Counting is underway in Iran’s parliamentary election, seen as a battle between rival conservative hardliners. It is the first national poll since the disputed presidential election of 2009, which saw Mahmoud Ahmadinejad retain power.
This time it is thought he and his supporters may lose out to allies of Iran’s top religious leader, Ayatollah Ali Khamenei. Tehran is anxious for a high turnout to reinforce its claims that the vote is legitimate. Allegations of fraud in the 2009 election triggered the worst unrest in the country in 33 years. However, this latest ballot has not been monitored by independent observers.
Senior officials are cautious in their predictions.
Mohsen Rezaei, Secretary of the Expediency Discernment Council said: “The next parliament will be a coalition and no one will have their own majority, but conservatives with a range of political opinions will be in the majority.”
A conservative-dominated parliament is a certainty as reformists are not taking part in the poll, or have been ruled ineligible.
The leadership’s main opponents, Mirhossein Mousavi and Mehdi Karoubi, who ran for

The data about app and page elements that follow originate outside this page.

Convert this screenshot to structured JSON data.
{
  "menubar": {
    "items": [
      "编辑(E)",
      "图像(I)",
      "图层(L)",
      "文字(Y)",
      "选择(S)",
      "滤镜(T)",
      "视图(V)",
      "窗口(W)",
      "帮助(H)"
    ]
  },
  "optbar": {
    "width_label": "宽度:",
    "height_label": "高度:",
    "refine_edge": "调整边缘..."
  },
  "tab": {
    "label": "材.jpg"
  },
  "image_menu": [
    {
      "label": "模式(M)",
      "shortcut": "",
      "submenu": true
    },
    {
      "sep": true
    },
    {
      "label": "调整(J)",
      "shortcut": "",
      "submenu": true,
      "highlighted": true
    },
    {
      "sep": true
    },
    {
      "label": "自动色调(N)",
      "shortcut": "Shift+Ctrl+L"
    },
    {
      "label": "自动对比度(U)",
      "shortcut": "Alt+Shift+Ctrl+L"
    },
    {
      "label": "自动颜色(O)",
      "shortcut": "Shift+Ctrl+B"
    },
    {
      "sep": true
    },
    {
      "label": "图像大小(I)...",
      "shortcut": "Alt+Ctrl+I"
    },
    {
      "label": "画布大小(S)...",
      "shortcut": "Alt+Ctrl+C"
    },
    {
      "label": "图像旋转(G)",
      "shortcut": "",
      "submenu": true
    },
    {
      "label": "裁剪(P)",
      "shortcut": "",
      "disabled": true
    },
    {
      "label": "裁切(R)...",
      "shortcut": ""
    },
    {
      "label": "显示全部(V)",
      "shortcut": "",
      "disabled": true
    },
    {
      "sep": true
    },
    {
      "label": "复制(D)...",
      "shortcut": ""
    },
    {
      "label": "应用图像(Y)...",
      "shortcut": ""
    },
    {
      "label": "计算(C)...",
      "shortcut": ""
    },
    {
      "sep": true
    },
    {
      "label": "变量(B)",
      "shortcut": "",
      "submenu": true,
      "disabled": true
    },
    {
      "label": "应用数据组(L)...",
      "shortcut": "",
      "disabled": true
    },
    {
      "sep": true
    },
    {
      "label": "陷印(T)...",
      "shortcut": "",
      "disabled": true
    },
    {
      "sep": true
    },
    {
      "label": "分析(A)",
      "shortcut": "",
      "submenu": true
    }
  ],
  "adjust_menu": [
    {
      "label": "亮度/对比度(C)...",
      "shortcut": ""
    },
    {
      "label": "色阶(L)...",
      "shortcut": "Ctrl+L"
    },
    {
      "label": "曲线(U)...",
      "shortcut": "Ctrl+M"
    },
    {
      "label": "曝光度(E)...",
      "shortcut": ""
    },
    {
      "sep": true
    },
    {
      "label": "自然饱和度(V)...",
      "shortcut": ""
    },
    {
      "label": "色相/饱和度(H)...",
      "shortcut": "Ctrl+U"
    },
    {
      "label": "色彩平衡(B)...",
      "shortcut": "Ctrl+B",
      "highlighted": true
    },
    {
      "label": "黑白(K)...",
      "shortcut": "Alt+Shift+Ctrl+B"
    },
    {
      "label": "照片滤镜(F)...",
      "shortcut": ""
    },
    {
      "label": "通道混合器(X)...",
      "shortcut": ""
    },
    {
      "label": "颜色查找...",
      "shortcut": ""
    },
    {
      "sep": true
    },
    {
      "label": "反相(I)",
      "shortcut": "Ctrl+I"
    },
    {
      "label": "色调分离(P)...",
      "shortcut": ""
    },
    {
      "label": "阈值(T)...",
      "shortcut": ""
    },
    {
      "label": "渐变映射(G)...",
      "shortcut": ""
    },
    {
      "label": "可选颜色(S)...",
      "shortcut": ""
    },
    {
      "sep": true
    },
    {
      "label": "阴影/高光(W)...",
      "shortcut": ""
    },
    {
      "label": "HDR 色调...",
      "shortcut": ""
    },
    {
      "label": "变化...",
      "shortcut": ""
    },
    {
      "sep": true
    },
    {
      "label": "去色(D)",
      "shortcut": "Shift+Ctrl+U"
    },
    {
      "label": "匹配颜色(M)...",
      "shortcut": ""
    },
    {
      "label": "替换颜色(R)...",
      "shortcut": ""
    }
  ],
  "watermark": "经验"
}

president three years ago, have been under house arrest for more than a year. They have dismissed the vote as “a sham”.